The part of a nation's balance of payments regarding the import and export of merchandise goods. If exports exceed imports, the trade balance is in a surplus; if imports exceed exports, the trade balance is in a deficit.
confidence in currency
When a medium of exchange is widely accepted, available and holds its value over time.
The value of funds available for loans. Readily available credit allows entrepreneurs to invest in capital and innovations.
Characteristics of a population. Economists and sociologists use demographics to study patterns of a group within a population that has similar traits. For example, if country X has an increase in the number of women in the labor force, more labor hours are available to produce goods and services. This may boost country X's productive capacity and consequently its GDP. Another example is income distribution. Some economists argue that countries with a more equal income distribution tend to grow faster than those with large disparities in income. When studying demographics, it is important to consider whether demographics are a cause or result of economic growth.

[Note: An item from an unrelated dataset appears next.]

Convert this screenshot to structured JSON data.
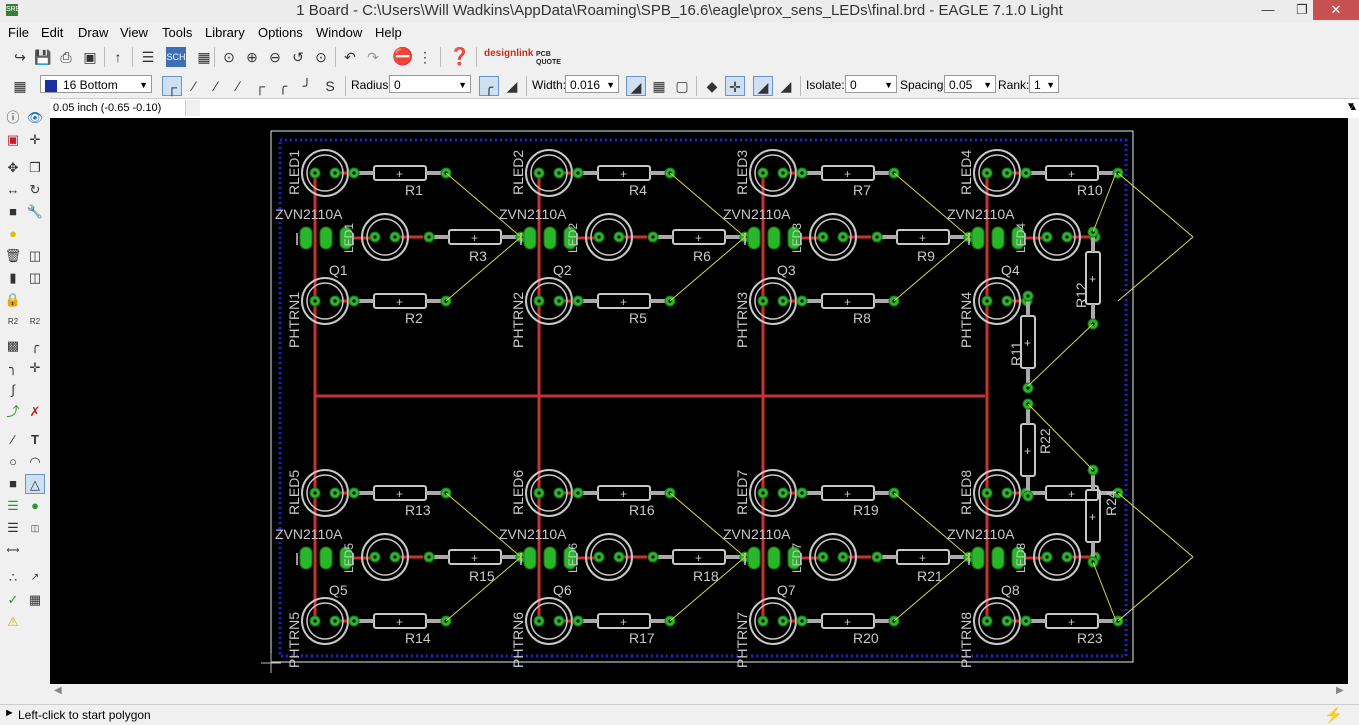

A type of market failure that occurs when an economic transaction generates a cost that is not paid by the buyer or seller, but by someone outside the transaction, or society as a whole. Examples include pollution and traffic congestion. There are also positive externalities, such as a technological advance discovered by one business, which other business can then use.
Government policy regarding taxation and spending. Fiscal policy is made by Congress and the Administration.
The generalized expansion of international economic activity which includes increased international trade, growth of international investment (foreign investment) and international migration, and increased creation of technology among countries. Globalization is the increasing world-wide integration of markets for goods, services, labor, and capital.
Gross Domestic Product (GDP)
Total value of goods and services produced in a country.
A rise, over time, in the average level of prices.
The physical base on which productive activity takes place. Infrastructure includes schools, roads, energy plants, street lights and sewer systems.
intellectual property rights
The right of an individual or a group to patent, copyright or in some other manner to claim ideas, creations, inventions or discoveries as one's own. Such protection provides an environment for entrepreneurs to safely market their products and services.
Central Bank actions to influence the availability and cost of money and credit, as a means of helping to promote economic growth and price stability. Tools of monetary policy include open market operations, the discount rate and reserve requirements.
An economy with relatively consistent values of goods and services from year to year, all things being equal. When price levels are rapidly fluctuating, businesses and consumers don't receive clear signals about the buying power of the currency or the relative value of products available to purchase.
Provide the rules of ownership and trade so consumers and businesses know what they can and can't do in the marketplace.
A good that generates a social benefit that everyone can enjoy and that no one can be deprived of. Examples include national defense and clean air.
GDP (gross domestic product) adjusted for inflation. Real GDP provides the value of GDP in constant dollars, which is used as an indicator of the volume of the nation's output.
The limitations and guidelines that governments place on industry and individuals.
savings and consumption rates
The amount of an individual's income that one saves vs. the amount that one spends on goods and services.
The means by which governments raise revenue. Different methods of taxation affect the market in varying degrees. For example, a progressive income tax has a different effect on the economy than a gas or capital gains tax.
Indicates a country's level of freedom in trading with other countries. Tariffs may be added to goods and services to collect government revenue or to encourage purchases of one product over another (typically a domestically produced one over an imported one).